Sunday, January 11, 2009

Dishonourable

Professor Peter Russell in an interview with the Ottawa Citizen published today, commenting on the issues of prorogation and coalition governments, worth an extended excerpt:
AP: On that note, you punctuate your discussion of the infamous King-Byng affair by saying the chief lesson is that the smooth functioning of parliamentary government requires all the parties involved to behave honourably.

PR: Yes, and I know that's motherhood, but I consider Mr. Harper's request "dishonourable." I made that submission to the Federal Court as part of Democracy Watch's legal action for judicial review. Yes, it was dishonourable, it violated a pretty serious commitment that he -- and not just himself and his government, but all the parties -- entered into. And I consider that dishonourable.

AP: Was Mr. Harper putting the Governor General in an untenable position?

PR: Oh, for sure. I mean, it's always very, very tough when a prime minister does a dishonourable thing. I consider it dishonourable to promise a confidence vote and then, a few days later, make it impossible by asking for a prorogation of Parliament. People might have other adjectives; I'll stick with dishonourable.

In a democratic culture, it's so tough for the Crown to step in and stand up for a democratic principle, particularly when you have a government with huge machinery of propaganda, which it's shown every inclination to use, and would use, both on the office of the governor general and probably on her personally.
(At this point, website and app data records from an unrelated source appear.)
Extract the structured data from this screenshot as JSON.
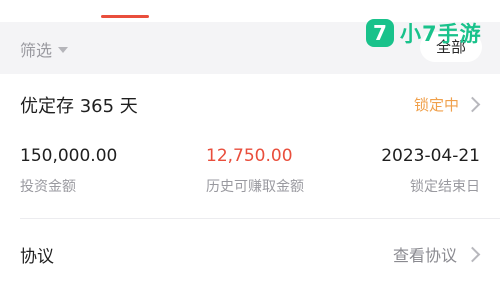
{
  "watermark": {
    "badge": "7",
    "text": "小7手游"
  },
  "filter": {
    "label": "筛选",
    "all_button": "全部"
  },
  "product": {
    "title": "优定存 365 天",
    "status": "锁定中",
    "metrics": [
      {
        "value": "150,000.00",
        "label": "投资金额"
      },
      {
        "value": "12,750.00",
        "label": "历史可赚取金额"
      },
      {
        "value": "2023-04-21",
        "label": "锁定结束日"
      }
    ]
  },
  "agreement": {
    "label": "协议",
    "link": "查看协议"
  },
  "colors": {
    "accent_red": "#e94e3c",
    "status_orange": "#f0a04b",
    "watermark_green": "#19c28b"
  }
}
These people take no prisoners!

AP: The prorogation was clearly designed to avoid the fall of the government and the setting up of the purported coalition.

There was considerable debate afterward about the constitutionality of the coalition, with Harper saying this was an unconstitutional attempt to overturn the results of the election. What's your take on that? Would the coalition have been a legal, constitutional entity had it come to pass?

PR: Oh my goodness, yes. Oh my goodness, yes. On that, there can be no doubt. People may not like coalitions, and they may punish parties that have entered into them, but that's fair enough; that's political judgment voters have every right to make.

But the parties in Parliament have every right to get together in pretty well any way they wish; to coalesce together to accomplish their purposes. There's nothing illegal about coalition; otherwise, about half of the governments in the parliamentary world would be illegal. I mean, the constitutions of parliamentary countries, they don't have clauses about what parties in parliament, how they can work together or not work together; they can work together in a whole myriad of ways.
Russell recommends an interesting institutional change for the Governor General's office, to improve its ability to participate in a heightened political environment in which the Governor General looks to be increasingly involved:
AP: If we are looking at minorities for the foreseeable future, do you think we should be looking at changing the electoral system, to some form of proportional representation?

PR: There's a more immediate change that, I think, what we've been through in the past few weeks points to even more: We've got to do more to kind of regularize the governor general's office. One suggestion: Her office should have something like the European constitutional monarchies have -- an informateur, an official sort of prober of the parliamentary scene who can interview party leaders and is known to the media, is known to the public as a respected person -- so it's not all whispers and hush hush -- to advise the governor general on the political situation in Parliament, in order to make good decisions.

It's sometimes a former Speaker; in Sweden, it actually is the Speaker, but the Speaker there has a bigger role. All the countries have to make their own design according to their own history and institutions, but we need something like that because the governor general's office is going to be very much a target now of political speculation and pressure. I think it needs to be strengthened to deal with those situations. (emphasis added)
"One of Canada's foremost experts on the Constitution," noting the propaganda machine of the governing party and describing the PM as dishonourable. Just another day in the life of the Harper government...

(h/t CanPolitico)